As we all become better acquainted with remote work, some unexpected benefits are coming to light. Some studies are suggesting that working remotely might boost creative problem-solving. We encourage you to take advantage of this by championing the following approaches to inspire remote creativity and collaboration with your remote teams in the following ways:
1. Endorse Flexibility
We mentioned in a recent post that for many of your employees (and perhaps you as well) homeschooling children for the first time and juggling a million other variables, a typical nine-to-five workday may no longer be possible. That’s okay.
Instead of trying to force your employees, or yourself, into a rigid schedule, allow your team freedom and flexibility. Let your employees create their own daily schedule and give it back to you so you know when they’re available. If your team needs to keep stricter operating hours, offer scheduled free time during the day to help employees find balance with their other obligations and responsibilities. This flexibility will create opportunities for your team to relax and refresh. Focus on results, rather than when people clock in and out. If they are finding a balance and making it work, embrace it.
2. Engage Often
One of the main reasons creativity and collaboration suffer for remote teams is that people feel isolated. There aren’t enough opportunities to work with coworkers on complicated tax returns or look at projects from a different perspective.
As a leader, you can remedy this problem by creating opportunities for your team to engage often. Here are some ways you can facilitate connections:
- Schedule in regular video meetings, both one-on-one and with the whole team
- Update your team on company news
- Allow for ongoing communication through email and chat options
- Be readily available for questions or discussions
- Celebrate individual and team successes (this is especially important!)
Share your screen during agenda-driven or creative-problem solving meetings. This way, when you’re collaborating, it feels more like a whiteboard.
3. Embrace Separation
There’s a fair amount of evidence to suggest that while groups do a great job with collaborative feedback, brainstorming creative solutions alone may be better as you’re not worried about how to present each new idea. Of course, this doesn’t mean you have to sit in front of an empty Word document when you’re thinking; take a walk, pace around the house, or do a mindless task like folding laundry. Then, when you meet with your team on Zoom or Microsoft Teams to share your ideas, your collaboration might be more effective.

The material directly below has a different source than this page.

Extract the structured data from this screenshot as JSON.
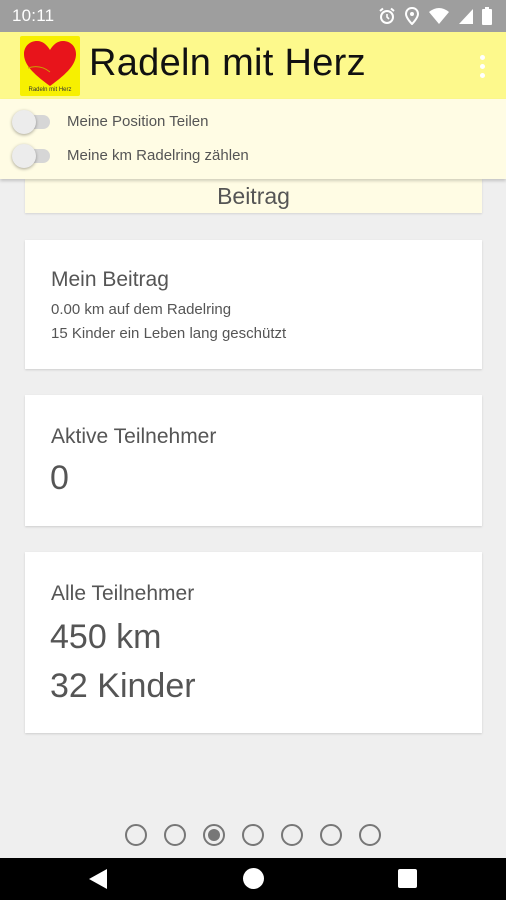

If you’re looking for more industry insights on leading remote teams, visit our website or call us at 612-333-OGGI (6444) to learn more.